STEM learning

How to encourage environmental STEM learning

As the British public becomes increasingly more aware of how their actions can impact the environment, it’s all the more important to teach children how they can help protect our planet. Here, Rachel Hall, Managing Director of online educational resource Busy Things, explains how parents and teachers can encourage STEM learning with a focus on climate change.

After David Attenborough’s Blue Planet II showed the shocking effects plastic pollution has on the environment, around 88% of the British public have admitted to changing their consumer behaviour (Waitrose). But it’s not just our spending habits that are seeing a change. More and more young people are taking a stand against pollution, with around 15,000 children and teenagers across 60 UK towns campaigning against climate change (BBC). These young people want to include discussions about the environment and what we can do to fix it in the school curriculum.

It’s important that we teach children the skills they’ll need to battle climate change in the future. Science, technology, engineering, and maths (STEM) subjects all prepare our children to contribute to the war on climate change. As a result, these subjects are increasingly being taught with an emphasis on nature and climate change. Below, I’ll be going through just some of the ways we can teach STEM subjects with an environmental focus both at school and at home.

Use fun educational tools

Technology is a large part of young people’s lives, so it’s only natural for them to learn using technology, too. You can get some great educational games and apps that can teach children all about the world around them, including plants, animals, habitats, and the environment, as well as vital skills they’ll need in the future. Gaining sufficient knowledge about the environment from an early age is key to developing an understanding about how we can be kind to our planet.

Encourage outdoor learning

Another way to introduce STEM and an interest in the environment is by promoting outdoor learning. Some schools have started developing outdoor classrooms that encourage children to investigate the natural world that lies within their school grounds. At home, encouraging children to play outdoors can also go a long way towards developing an interest in nature.

You could try using natural objects to teach maths, science, or even engineering, too. For example, you could use leaves, stones, and sticks to aid with counting. Or, encourage them to use these objects to build natural shelters to show them their alternative uses.
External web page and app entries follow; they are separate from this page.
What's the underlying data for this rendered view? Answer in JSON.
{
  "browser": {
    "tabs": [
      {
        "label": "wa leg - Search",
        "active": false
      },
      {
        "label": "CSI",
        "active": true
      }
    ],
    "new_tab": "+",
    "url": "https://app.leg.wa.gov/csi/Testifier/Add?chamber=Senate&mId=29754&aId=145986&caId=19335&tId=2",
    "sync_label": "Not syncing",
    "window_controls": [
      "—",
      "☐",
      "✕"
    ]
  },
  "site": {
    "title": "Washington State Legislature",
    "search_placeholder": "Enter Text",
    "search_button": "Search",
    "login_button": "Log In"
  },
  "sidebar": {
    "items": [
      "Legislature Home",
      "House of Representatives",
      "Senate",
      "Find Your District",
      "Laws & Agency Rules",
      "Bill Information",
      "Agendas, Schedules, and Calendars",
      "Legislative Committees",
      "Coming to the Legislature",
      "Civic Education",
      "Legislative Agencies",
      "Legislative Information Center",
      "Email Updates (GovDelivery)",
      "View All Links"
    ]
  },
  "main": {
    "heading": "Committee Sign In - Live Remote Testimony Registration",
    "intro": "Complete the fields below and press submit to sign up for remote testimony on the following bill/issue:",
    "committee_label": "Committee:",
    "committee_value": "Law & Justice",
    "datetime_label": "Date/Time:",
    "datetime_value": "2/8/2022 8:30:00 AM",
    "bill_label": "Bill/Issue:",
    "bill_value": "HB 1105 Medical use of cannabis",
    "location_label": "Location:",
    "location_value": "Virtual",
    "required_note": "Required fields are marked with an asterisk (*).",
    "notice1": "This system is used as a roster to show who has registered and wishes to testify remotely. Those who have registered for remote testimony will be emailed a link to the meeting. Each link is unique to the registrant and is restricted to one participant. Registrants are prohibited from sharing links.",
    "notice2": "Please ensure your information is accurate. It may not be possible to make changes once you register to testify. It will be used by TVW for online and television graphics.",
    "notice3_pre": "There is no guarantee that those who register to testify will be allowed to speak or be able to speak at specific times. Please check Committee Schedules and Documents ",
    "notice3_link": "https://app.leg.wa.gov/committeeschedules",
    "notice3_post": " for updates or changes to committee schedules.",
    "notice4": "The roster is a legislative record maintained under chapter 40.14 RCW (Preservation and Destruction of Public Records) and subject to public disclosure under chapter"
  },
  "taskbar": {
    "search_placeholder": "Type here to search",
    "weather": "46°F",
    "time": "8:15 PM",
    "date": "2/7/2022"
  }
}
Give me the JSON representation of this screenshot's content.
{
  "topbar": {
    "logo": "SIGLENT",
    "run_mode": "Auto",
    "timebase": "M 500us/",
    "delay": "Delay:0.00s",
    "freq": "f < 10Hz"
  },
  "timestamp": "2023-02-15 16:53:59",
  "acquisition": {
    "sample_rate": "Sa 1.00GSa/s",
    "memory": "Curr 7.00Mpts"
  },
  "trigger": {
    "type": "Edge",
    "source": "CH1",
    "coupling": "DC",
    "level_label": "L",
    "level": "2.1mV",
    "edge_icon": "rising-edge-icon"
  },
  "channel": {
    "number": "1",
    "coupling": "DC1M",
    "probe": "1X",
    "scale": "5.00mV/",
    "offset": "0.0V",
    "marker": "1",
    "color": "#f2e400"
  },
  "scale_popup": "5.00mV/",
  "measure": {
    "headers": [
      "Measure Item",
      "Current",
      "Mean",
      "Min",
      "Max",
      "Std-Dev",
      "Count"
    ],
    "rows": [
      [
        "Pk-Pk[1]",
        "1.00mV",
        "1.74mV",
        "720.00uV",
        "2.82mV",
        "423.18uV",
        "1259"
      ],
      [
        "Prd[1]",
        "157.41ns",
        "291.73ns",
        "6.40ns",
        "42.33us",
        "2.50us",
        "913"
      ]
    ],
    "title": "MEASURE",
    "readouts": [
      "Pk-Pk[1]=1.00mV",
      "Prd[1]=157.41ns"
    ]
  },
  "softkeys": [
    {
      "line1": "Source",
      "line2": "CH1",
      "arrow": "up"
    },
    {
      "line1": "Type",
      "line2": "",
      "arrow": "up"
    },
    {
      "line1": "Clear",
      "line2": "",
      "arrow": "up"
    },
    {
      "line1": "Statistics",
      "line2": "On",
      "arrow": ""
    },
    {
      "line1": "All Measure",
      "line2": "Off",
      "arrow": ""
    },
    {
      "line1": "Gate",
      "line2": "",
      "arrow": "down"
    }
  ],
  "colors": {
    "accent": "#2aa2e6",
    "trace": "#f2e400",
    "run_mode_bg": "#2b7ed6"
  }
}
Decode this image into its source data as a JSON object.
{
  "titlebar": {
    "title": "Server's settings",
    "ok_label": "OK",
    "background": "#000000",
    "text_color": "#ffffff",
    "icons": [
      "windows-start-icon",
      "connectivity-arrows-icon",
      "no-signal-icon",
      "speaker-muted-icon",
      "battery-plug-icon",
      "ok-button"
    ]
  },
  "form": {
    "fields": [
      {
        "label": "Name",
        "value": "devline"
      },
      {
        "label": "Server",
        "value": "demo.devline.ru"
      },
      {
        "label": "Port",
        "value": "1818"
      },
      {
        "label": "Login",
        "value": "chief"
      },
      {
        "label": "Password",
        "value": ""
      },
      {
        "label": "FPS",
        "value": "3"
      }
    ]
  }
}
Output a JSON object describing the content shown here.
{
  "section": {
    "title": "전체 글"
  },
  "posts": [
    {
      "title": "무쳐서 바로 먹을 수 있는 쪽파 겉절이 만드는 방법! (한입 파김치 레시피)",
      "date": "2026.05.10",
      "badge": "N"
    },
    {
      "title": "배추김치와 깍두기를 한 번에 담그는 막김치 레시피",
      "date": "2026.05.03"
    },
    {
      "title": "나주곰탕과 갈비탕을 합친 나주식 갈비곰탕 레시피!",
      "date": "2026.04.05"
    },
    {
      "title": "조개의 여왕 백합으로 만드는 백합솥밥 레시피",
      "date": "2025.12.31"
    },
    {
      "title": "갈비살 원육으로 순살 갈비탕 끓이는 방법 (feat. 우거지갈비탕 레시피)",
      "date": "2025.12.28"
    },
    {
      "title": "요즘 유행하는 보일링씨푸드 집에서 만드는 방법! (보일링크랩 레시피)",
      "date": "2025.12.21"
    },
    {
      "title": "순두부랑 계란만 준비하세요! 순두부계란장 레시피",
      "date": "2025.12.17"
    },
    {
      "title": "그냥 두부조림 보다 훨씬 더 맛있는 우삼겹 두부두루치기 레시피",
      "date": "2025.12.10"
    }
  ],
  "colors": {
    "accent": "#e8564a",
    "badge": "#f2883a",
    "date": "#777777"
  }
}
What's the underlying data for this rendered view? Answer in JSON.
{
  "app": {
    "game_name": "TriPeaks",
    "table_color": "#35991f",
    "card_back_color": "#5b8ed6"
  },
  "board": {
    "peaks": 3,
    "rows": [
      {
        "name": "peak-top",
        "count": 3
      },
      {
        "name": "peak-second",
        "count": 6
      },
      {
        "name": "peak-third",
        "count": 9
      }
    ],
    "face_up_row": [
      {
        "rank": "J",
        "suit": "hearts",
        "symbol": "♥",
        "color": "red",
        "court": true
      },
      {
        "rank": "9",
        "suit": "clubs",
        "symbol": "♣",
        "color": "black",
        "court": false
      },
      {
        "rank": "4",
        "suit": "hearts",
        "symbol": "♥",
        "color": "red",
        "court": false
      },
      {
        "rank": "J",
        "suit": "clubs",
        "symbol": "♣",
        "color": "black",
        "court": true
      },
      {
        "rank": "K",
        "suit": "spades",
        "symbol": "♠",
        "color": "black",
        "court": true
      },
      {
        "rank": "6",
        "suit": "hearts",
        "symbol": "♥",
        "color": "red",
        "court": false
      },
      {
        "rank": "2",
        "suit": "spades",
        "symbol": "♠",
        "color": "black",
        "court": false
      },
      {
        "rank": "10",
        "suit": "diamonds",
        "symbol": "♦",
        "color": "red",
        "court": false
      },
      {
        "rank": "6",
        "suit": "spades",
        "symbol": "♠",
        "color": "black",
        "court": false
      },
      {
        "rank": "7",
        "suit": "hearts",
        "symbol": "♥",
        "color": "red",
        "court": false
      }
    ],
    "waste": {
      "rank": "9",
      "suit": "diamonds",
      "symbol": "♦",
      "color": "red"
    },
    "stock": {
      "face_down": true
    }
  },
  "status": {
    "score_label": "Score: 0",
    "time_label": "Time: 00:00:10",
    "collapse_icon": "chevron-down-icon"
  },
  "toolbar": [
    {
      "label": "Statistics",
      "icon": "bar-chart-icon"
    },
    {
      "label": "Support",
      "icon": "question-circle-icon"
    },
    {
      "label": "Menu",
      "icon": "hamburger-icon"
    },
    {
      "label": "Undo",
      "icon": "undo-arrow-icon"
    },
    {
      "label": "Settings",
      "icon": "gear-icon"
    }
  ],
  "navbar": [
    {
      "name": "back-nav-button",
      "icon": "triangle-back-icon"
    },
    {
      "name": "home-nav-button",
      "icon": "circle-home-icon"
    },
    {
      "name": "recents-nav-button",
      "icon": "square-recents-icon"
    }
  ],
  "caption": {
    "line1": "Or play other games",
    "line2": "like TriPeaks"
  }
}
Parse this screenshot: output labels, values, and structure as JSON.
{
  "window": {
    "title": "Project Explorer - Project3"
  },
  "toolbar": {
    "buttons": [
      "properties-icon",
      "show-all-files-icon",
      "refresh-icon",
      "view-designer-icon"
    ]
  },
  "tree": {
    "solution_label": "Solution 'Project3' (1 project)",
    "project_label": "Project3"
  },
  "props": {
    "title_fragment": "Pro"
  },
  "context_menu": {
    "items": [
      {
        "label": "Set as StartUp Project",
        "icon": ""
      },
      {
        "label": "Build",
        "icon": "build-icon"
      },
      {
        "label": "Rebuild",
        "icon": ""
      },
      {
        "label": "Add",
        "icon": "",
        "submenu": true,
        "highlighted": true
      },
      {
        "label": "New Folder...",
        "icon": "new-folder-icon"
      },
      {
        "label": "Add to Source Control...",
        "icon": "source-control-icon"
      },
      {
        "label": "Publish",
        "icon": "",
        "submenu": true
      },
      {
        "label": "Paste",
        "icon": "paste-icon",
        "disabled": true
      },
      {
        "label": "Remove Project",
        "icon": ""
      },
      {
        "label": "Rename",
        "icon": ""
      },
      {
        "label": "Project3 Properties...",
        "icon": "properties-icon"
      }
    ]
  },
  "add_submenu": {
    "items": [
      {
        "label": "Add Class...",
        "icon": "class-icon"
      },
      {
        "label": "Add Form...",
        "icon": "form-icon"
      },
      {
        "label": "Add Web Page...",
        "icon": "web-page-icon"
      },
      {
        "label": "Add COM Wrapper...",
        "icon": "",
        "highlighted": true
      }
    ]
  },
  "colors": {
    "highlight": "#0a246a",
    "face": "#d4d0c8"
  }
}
You could also try building bug hotels and bird boxes and researching specific plants to entice a wide range of wildlife to your garden. This can help children learn how small actions from them can go a long way towards helping the Earth.

Allow kids to interact with their environment and discover everything that nature has to offer them. A stronger connection with the natural world can help develop a keen passion to protect it.

Apply STEM to everyday life

Linking important STEM lessons back to something that children are familiar with promotes a detailed understanding of the world around them and their own effects on the environment. When cooking or shopping, speak to children about where their food comes from. Talking about the negative environmental impact of the food industry, such as the effects of chemical pesticides and meat production, can help children understand how they can make decisions to combat it.

You can also use this as an opportunity to teach them about the environmental effects of single-use plastics and encourage them to pick out loose fruits and vegetables instead of pre-packaged ones.

As the world becomes more invested in reversing climate change, STEM learning is taking on an environmental focus. With these subjects, we can teach young people about their impact on the environment and what they can do to help save our planet.

Check out our free environmental and sustainable courses for children aged 8 to 10 years and GCSE level students.